'My body and its place in the world seemed normal to me. Why wouldn't it?' 'I didn't grow up disabled; I grew up with a problem. A problem that those around me wanted to fix.' 'We have all felt that uncanny sensation that someone is watching us.' 'The diagnosis helped but it didn't fix everything.' 'Don't fear the labels.' 'That identity, which I feared for so long, is now one of my greatest qualities.' 'I had become disabled - not just by my disease, but by the way the world treated me. When I found that out, everything changed.'
One in five Australians has a disability. And disability presents itself in many ways. Yet disabled people are still underrepresented in the media and in literature. In Growing Up Disabled in Australia - compiled by writer and appearance activist Carly Findlay OAM - more than forty writers with a disability or chronic illness share their stories, in their own words. The result is illuminating.
Contributors include senator Jordon Steele-John, paralympian Isis Holt, Dion Beasley, Sam Drummond, Astrid Edwards, Sarah Firth, El Gibbs, Eliza Hull, Gayle Kennedy, Carly-Jay Metcalfe, Fiona Murphy, Jessica Walton and many more.
Growing Up Disabled in Australia is a wonderful and eye-opening collection of stories from a broad group of Australian writers with a disability or chronic illness.

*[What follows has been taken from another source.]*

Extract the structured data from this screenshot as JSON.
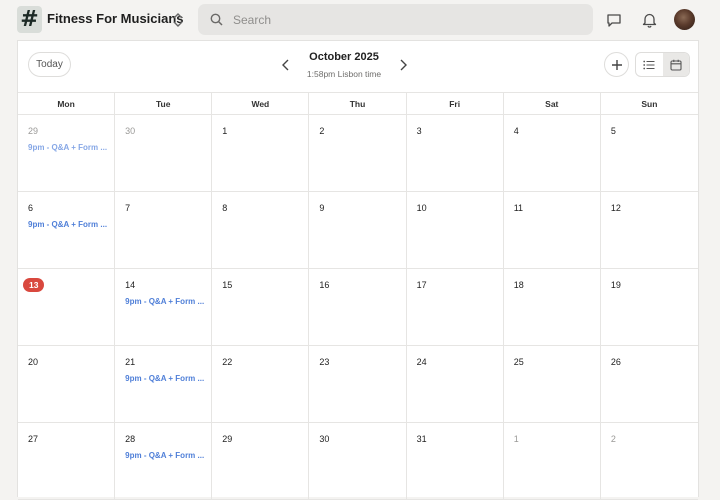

The real highlight and strength of the Growing Up Disabled in Australia collection of stories, like the other titles in this series, is that it shows just how diverse the individual experiences of the writers are. The stories featured in this collection span a wide variety of experiences, from those who grew up with a disability from their childhood, to those who became disabled later in life, or who came to identify as disabled as adults. The stories also encompass a wide range of disabilities - both physical and mental, and from the invisible to the obvious.
There are many wonderful stories, but one of the highlights for me was the story from Kit, who has cerebral palsy, and her message that she does not have to wear the hopes of other people, she has her own.

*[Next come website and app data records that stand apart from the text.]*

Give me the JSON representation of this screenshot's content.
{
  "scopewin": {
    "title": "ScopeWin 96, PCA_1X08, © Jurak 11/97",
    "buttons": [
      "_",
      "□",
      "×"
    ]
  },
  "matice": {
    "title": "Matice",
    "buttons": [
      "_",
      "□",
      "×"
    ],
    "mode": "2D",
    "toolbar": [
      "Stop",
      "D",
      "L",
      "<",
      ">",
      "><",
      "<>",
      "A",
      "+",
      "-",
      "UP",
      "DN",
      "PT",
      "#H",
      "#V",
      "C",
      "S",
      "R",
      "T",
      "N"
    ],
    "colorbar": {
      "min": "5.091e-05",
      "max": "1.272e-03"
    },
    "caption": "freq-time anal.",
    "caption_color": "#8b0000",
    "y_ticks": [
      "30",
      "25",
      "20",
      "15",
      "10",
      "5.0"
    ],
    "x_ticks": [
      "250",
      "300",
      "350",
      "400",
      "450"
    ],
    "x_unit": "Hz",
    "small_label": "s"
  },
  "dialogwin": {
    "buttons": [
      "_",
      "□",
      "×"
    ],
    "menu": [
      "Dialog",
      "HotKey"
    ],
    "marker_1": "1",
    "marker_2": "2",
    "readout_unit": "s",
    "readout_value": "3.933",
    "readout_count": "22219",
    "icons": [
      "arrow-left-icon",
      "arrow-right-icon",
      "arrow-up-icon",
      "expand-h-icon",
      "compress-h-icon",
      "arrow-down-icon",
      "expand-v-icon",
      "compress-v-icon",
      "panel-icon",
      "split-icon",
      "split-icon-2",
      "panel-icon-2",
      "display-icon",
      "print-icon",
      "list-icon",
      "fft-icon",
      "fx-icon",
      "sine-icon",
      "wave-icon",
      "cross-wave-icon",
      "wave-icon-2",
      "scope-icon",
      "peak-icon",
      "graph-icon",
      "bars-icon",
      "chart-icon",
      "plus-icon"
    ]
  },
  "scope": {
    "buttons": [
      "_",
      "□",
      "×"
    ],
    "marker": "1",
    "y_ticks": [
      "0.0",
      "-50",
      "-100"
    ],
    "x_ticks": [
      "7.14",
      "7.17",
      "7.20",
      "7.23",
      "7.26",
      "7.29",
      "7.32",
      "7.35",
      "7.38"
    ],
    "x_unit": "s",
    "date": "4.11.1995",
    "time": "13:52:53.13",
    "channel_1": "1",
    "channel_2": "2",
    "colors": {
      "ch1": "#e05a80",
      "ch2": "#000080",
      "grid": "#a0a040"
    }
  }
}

Although the stories are individual there are many themes in this collection that appear across the stories. One example that appears in a number of the stories is a frustration at how other people feel the need to ‘heal’ the writer or ‘make them better’, and how this perspective can impact on their lives.
This collection grabbed me from the first story, and in all my years of reading and selecting books for Standing Order, this is the best anthology that I have read. A brilliant book that will stay with me for a long time, and I highly recommend it. It does contain some stronger language, so will be best suited to readers aged 15 and up.
Reviewed by Rob